The melee at Har ki Pauri at noon is amazing, which just makes me wonder what the Kumbh Mela would look like. People, and more people everywhere; people in all shapes and sizes. Mothers giving their infants a dip in the cold water, oblivious to the fact that her kid might actually be mentally cursing her ! A group of Shaivites singing in praise of Lord Shiva under a tree by the river, a guy tells me they have been doing so from twelve hours.

Brahma Kund, at Har ki Pauri
As the evening begins to fall, people around the place throng towards one point, Har ki Pauri. Everyone aims to occupy the area right opposite the banks, from where the Aarti will be performed. Officials who claim to be so, walk about seating everyone, and collecting offerings. And then there are the others, who consider it their right to ask money from others.
People begin to float Diya's, praying for their ancestors.

Priests clad in deep saffron descend on the the steps at Brahma Kund, the most sacred of the ghats around Haridwar. And the much awaited Aarti ceremony begins. Loud blaring loudspeakers are set up everywhere. Chants in praise of Ganga Maiyya are recited. An elaborate pooja is performed, with colored powder being sprinkled into the water.

As the chants draw to an end,  Pundits clad in white with beige waistcoats assemble, and the first Aarti is lit. As the darkness slowly engulfs you, more Aartis are lit up. And the moment everyone has been waiting for, begins. The Pundits perform the Aarti in neatly synchronised motions, with a background score being played. The incense-filled air, the continuous clanging bells, with the beautiful sight of the evening creates an enchanting atmosphere, leaving you spell bound. 

Haridwar is one of the three places where the Ganga Aarti is performed every evening, the others being Rishikesh and Varanasi.

Finally, after this has continued for about fifteen minutes, the evening finally draws to an end. My ears are still ringing from the bells and the chants. People everywhere in a rush to go back, others busy posing against the backdrop of the Ganges for that one shot, and yet others, who again decide to take a dip in the water, which is afloat with diyas, big and small. I spot a bottle floating at a distance, which leaves me wondering what happened to the "Ganga Sankalp" we just took a while ago, promising to keep the river clean and not pollute it. Again, I'm surrounded by various people asking for donations and offerings, but I manage to get away without being rude to anyone.

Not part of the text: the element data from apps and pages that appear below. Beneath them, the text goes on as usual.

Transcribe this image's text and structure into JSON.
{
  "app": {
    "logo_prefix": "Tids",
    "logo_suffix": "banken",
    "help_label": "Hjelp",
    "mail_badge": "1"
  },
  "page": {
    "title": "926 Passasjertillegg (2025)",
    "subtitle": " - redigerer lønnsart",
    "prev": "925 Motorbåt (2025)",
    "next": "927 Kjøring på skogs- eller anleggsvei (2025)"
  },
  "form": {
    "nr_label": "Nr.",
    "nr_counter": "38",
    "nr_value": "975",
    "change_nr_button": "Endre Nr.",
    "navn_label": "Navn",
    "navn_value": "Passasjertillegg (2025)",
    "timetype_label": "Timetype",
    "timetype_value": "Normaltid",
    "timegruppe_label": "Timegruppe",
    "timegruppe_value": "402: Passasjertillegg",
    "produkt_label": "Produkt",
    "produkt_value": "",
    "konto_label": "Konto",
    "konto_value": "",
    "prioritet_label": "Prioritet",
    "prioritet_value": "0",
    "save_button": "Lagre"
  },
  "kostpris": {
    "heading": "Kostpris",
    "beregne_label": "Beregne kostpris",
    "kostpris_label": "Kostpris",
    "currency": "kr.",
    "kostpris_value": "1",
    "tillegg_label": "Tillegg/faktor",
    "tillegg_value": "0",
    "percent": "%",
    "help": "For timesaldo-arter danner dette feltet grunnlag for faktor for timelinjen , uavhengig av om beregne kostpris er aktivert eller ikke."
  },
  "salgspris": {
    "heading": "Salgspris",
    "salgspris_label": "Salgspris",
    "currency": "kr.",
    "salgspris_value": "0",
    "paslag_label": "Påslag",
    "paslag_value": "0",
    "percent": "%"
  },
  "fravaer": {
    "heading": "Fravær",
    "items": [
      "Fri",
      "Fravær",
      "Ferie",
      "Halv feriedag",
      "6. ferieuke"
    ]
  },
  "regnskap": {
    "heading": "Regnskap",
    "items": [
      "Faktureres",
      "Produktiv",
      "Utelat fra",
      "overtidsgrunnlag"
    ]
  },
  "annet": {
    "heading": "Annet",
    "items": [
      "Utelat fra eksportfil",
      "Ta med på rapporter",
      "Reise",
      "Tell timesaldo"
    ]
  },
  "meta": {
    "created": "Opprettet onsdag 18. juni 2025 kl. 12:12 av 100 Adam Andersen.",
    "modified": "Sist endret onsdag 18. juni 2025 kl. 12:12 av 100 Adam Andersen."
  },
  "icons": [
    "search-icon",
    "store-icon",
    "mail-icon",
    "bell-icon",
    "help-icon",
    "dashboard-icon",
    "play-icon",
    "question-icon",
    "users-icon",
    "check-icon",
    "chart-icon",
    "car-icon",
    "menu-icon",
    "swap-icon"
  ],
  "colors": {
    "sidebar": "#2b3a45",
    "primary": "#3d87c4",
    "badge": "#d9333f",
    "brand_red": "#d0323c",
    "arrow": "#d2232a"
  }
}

I'm quite surprised at my own energy levels, even after the whole eventful day, I'm not tired yet. So I decide to take a walk through the narrow lanes in the market adjoining the ghats. Managing to walk through the alleyways, without being hit by two wheelers, or by passing cows is an art in itself. Having heard about this old place famous for their pooris, I decide to try it out. After a ten minute walk, that seems much longer, I come upon the place, called "Mathura Waalon ki Prachin Dukhan". The menu is quite basic, offering Poori with subzi, aloo tikkis, pedha and halwa. The pooris are served piping hot, on plates made of leaves, and the subzi is something unique. Made of pumpkin, it is sweet, yet flavored enough to taste spicy as well.

Having had my fill, I call it a day and return back to my room. Before I retire, I once again decide to have a glimpse of the Ganga, and come out to the balcony. The sight of the water gushing down, continuously, day and night, leaves me spellbound. I had come to Haridwar, skeptic, having heard how polluted the water is etc., but the crystal clear water, cool and sweet has removed all such thoughts from my mind.

I marvel at Nature's beauty. The river has been flowing since creation, and still continues to do so with the same gusto, the same energy, the same force, the same divine force. I now begin to realize why people pray to her. She is truly a Goddess. She is Maa Ganga.

[Read the post on Hrishikesh, and the Aarti at Parmarth Ashram too.]